General English

Media Studies

  • noun live entertainment in a restaurant, club or bar, consisting of singing, dancing or comic acts


  • A form of intimate nightclub or restaurant entertainment, usuallyaccompanying a meal; it was especially popular in Germany in the 1930sand in Britain and America in the 1960s. The word refers both to thevenue and to the entertainment or floor show. The performance usuallycombines music, dancing, comedy skits, and other forms of light entertainment.

    The term 'cabaret' originated in 17th-century France, whenit meant a drinking house. Modern cabaret developed from musichall during the first boom in nightclubs and cabarets just beforeWorld War I. A leading London venue was the Hotel Metropole, wherein 1922 the 'Midnight Follies' broke all cabaret records. Britishlicensing laws permitted an audience seated at tables to consume foodand alcoholic drinks that could not be served in a theater auditorium.London's Hippodrome became a cabaret restaurant in 1958,renaming itself the Talk of the Town.

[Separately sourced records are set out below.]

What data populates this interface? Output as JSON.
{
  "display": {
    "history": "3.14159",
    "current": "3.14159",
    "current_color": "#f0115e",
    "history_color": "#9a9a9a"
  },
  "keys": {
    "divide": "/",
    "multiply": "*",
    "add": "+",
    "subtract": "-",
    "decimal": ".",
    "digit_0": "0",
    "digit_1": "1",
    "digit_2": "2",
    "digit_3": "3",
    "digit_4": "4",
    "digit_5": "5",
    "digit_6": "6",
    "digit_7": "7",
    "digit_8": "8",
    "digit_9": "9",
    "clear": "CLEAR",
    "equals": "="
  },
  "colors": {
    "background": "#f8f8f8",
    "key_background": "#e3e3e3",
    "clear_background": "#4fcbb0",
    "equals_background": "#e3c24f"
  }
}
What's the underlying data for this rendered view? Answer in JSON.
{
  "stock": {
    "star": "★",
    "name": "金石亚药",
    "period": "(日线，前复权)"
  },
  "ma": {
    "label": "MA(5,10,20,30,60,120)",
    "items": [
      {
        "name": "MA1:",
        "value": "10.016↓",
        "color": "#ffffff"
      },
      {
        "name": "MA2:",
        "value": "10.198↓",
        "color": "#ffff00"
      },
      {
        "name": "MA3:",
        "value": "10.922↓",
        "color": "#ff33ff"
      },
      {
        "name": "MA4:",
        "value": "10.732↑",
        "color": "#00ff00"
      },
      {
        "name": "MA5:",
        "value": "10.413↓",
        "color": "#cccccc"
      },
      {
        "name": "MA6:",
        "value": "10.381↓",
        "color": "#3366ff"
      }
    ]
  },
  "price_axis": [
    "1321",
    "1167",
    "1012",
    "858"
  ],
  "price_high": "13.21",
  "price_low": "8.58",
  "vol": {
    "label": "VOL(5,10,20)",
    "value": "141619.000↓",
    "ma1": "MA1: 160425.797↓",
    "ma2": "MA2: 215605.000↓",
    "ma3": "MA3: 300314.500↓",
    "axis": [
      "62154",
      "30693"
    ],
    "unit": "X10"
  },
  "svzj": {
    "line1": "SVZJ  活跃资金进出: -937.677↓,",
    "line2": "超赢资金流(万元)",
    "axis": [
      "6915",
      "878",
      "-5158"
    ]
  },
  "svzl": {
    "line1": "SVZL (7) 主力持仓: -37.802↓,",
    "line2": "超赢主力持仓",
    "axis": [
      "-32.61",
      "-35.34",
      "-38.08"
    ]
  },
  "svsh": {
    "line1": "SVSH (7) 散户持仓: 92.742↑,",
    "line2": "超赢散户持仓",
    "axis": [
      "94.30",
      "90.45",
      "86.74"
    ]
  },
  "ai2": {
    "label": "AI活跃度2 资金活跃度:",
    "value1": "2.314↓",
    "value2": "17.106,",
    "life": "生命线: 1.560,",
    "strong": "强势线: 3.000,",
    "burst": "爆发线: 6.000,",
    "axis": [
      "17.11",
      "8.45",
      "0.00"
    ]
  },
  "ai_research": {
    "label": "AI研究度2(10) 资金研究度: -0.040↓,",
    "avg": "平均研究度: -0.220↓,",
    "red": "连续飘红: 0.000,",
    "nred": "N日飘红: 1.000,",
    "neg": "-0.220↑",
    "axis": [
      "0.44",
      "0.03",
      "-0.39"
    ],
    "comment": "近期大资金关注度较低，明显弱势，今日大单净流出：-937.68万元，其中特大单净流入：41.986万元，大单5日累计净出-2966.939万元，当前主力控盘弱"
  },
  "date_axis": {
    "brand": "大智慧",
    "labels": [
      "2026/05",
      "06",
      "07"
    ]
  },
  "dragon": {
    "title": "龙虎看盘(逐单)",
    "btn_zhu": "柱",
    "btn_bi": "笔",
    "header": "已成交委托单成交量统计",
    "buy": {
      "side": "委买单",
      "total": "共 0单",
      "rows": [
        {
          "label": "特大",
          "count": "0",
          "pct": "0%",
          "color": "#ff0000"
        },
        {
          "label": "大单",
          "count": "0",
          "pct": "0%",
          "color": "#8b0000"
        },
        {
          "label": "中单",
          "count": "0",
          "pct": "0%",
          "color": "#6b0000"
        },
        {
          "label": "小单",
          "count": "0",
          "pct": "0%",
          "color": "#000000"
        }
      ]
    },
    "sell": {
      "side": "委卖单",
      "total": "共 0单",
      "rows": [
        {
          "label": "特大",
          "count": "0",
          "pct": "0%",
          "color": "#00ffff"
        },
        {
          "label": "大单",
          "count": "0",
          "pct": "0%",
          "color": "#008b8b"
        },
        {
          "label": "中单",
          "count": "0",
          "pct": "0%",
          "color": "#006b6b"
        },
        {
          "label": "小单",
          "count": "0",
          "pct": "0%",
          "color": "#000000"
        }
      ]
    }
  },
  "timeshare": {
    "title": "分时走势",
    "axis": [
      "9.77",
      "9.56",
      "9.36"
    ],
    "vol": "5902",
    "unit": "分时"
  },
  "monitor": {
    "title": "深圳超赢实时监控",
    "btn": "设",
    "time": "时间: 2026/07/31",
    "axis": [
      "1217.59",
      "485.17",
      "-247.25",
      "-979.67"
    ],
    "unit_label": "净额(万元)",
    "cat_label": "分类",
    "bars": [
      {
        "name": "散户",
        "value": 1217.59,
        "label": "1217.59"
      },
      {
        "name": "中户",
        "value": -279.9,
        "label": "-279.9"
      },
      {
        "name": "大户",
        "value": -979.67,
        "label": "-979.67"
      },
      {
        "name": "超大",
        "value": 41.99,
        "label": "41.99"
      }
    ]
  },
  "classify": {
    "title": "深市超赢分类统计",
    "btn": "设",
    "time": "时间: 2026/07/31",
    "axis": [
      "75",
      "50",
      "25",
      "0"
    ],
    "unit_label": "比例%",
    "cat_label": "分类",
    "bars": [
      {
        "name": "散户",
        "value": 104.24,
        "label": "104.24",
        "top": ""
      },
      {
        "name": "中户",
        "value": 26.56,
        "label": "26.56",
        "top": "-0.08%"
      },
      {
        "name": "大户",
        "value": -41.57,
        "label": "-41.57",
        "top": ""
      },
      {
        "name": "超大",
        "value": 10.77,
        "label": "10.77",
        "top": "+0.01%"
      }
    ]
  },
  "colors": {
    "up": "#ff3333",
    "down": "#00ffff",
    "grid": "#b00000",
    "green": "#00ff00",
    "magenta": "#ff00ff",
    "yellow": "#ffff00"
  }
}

    Between the wars, German cabaret drew such leading artisticfigures as Bertolt Brecht. The atmosphere of pre-war Berlin cabaretwas captured by Christopher Isherwood's book Goodbye to Berlin(1929). This was the basis for John van Druten's play I Am a Camera(1951) and the Broadway musical Cabaret.

  • (written as Cabaret)
    The groundbreaking musical by Fred Ebb, John Kander, and Joe Masteroffthat opened on Broadway in 1966 with Jill Haworth as Sally Bowles, Joel Grey asthe Master of Ceremonies, and Lotte Lenya in the role of Fräulein Schneider.The show, which is set in the decadent and dangerous world of 1930s Berlin,won the Tony award as Best Musical. Two years later the London productionwith Judi Dench (who sang "with a voice like fractured glass")won the Evening Standard Award. The 1972 film, which differs significantlyfrom the stage version, earned Oscars for Liza Minnelli and Joel Grey. The songs,with lyrics by Ebb and music by Kander, include 'Cabaret', 'Willkommen','Tomorrow Belongs to Me', and 'The Money Song'.

    The story concerns Clifford Bradshaw, a young American writer,who arrives in Berlin in 1929 and meets Sally Bowles, an English chanteusewho works in the Kit Kat Klub. Cliff grows fond of her and tries totake her away from the growing Nazi menace, but Sally chooses to remain;he writes down the first of his reminiscences as his train departs.